I've often found people that move up here and leave just never really put it all together when it comes to living up here. Its amazing how many people come up here for a few years and then go back to wherever they came from. To live up here takes a special person. I couldn't imagine living anywhere else. In fact to me the lower 48 is one big "anchorage". You can have it. I'd rather live in AK with year round winter than in a state thats claim to fame is an exotic bird and a rock with carvings of terrorists on it. :)
 
Last edited:

SD_Prairie_Goat

Well-known member
Joined
Mar 18, 2019
Messages
1,404
Location
SE SD
How does one get this question a lot? Are you walking around with an Alaskan Grown shirt on? Are you constantly name dropping Alaska?
Could, but don't. People in South Dakota are genuinely interested in where people are from, which is where it comes from most often. Also when you spent the majority of your life in one location, stories about it are bound to come up.

I would say most of the fellow Alaskans I run with love winter more than summer.

To each their own really. Sled necks will always say winter is best, salmon fisherman will always say summer is best. If you run in a crowd that digs winter obviously this would be the case. I made a general statement, you feel otherwise, nothing we can do but agree to disagree unless you want to poll the population of Alaska.


I have NEVER heard anyone say this. Where did you hear this saying?

Alaska. Ever hear the saying " butter my biscuits and drown me in gravy"? I'll assume no, does that mean it's invalid because you haven't ran across it, or put out to memory? No.

I've often found people that move up here and leave just never really put it all together when it comes to living up here. Its amazing how many people come up here for a few years and then go back to wherever they came from. To live up here takes a special person. I couldn't imagine living anywhere else. In fact to me the lower 48 is one big "anchorage". You can have it. I'd rather live in AK with year round winter than in a state thats claim to fame is an exotic bird and a rock with carvings of terrorists on it. :)

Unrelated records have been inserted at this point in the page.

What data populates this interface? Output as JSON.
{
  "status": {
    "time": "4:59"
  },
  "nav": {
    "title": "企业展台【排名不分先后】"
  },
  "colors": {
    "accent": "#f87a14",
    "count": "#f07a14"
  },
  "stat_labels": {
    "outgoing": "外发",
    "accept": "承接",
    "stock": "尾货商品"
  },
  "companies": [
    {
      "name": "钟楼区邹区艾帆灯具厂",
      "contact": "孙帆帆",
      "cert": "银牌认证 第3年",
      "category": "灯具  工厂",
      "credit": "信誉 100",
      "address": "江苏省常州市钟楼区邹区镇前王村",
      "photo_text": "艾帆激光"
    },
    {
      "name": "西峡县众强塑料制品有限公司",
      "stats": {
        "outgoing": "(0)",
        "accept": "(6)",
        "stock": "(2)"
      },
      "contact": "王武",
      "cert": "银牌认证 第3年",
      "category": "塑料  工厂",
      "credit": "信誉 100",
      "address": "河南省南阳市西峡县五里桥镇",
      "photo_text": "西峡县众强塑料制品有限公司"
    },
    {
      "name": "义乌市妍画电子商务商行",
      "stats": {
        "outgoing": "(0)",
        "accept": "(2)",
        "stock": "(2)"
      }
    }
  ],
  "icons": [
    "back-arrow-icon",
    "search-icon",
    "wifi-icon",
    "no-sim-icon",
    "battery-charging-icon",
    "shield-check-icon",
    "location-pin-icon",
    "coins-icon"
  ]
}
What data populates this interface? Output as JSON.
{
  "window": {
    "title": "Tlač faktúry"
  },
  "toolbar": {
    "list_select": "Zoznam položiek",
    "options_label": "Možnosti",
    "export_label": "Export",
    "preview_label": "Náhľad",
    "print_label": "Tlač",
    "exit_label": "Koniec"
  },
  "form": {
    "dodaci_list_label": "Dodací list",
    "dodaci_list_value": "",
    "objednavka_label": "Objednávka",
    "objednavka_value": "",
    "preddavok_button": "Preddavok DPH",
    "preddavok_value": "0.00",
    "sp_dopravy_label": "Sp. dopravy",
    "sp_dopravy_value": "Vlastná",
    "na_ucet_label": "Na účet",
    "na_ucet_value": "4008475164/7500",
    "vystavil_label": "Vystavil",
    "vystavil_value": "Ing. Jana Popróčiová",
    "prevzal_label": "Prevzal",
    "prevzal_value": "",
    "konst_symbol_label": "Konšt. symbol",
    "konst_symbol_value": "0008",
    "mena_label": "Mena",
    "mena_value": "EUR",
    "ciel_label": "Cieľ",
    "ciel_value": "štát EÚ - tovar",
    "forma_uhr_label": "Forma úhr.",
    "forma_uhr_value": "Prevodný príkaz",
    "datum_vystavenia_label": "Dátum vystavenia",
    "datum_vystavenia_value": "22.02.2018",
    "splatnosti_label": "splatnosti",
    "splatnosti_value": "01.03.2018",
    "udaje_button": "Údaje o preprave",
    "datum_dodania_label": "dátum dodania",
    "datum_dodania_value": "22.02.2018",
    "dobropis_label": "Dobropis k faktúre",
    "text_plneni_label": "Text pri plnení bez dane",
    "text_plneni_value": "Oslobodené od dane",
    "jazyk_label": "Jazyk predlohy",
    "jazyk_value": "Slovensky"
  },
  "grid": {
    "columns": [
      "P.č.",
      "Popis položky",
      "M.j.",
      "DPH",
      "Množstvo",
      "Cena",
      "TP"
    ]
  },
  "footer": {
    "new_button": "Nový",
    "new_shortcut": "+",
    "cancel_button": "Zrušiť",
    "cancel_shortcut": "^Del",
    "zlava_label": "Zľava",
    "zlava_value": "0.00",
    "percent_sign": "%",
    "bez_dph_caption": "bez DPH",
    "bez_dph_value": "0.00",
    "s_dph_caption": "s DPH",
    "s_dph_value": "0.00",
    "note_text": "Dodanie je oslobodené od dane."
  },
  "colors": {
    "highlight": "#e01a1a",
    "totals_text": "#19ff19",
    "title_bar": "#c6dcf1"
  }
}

It's not about "putting it together " like my whole post was about, Alaska is not for everyone, there are massive positives and massive negatives to Alaska depending on the person.

Also, don't knock pheasants until you've tried them, if you think ptarmigan are fun hunting, pheasants will blow your socks off.

Lastly, not sure how to address your comment about Rushmore... Maybe you're trying to be funny by saying four of the greatest presidents in our history are terrorist? Or maybe you firmly believe that, and are making a point?
 

Arctic_Snow_Seeker

Active member
Joined
Jan 21, 2020
Messages
161
There are positives and negatives to everywhere. Just don’t make up a saying no one says. I’ve heard the biscuit one before because it’s an actual saying. The Alaska quote you said... nope.

Phesants taste good. Don’t really care for the urban setting though.

And yes the founding fathers would be considered terrorists if they tried that present day.
 

Forum statistics

Threads
104,665
Messages
1,730,386
Members
32,718
Latest member
curhunter
Top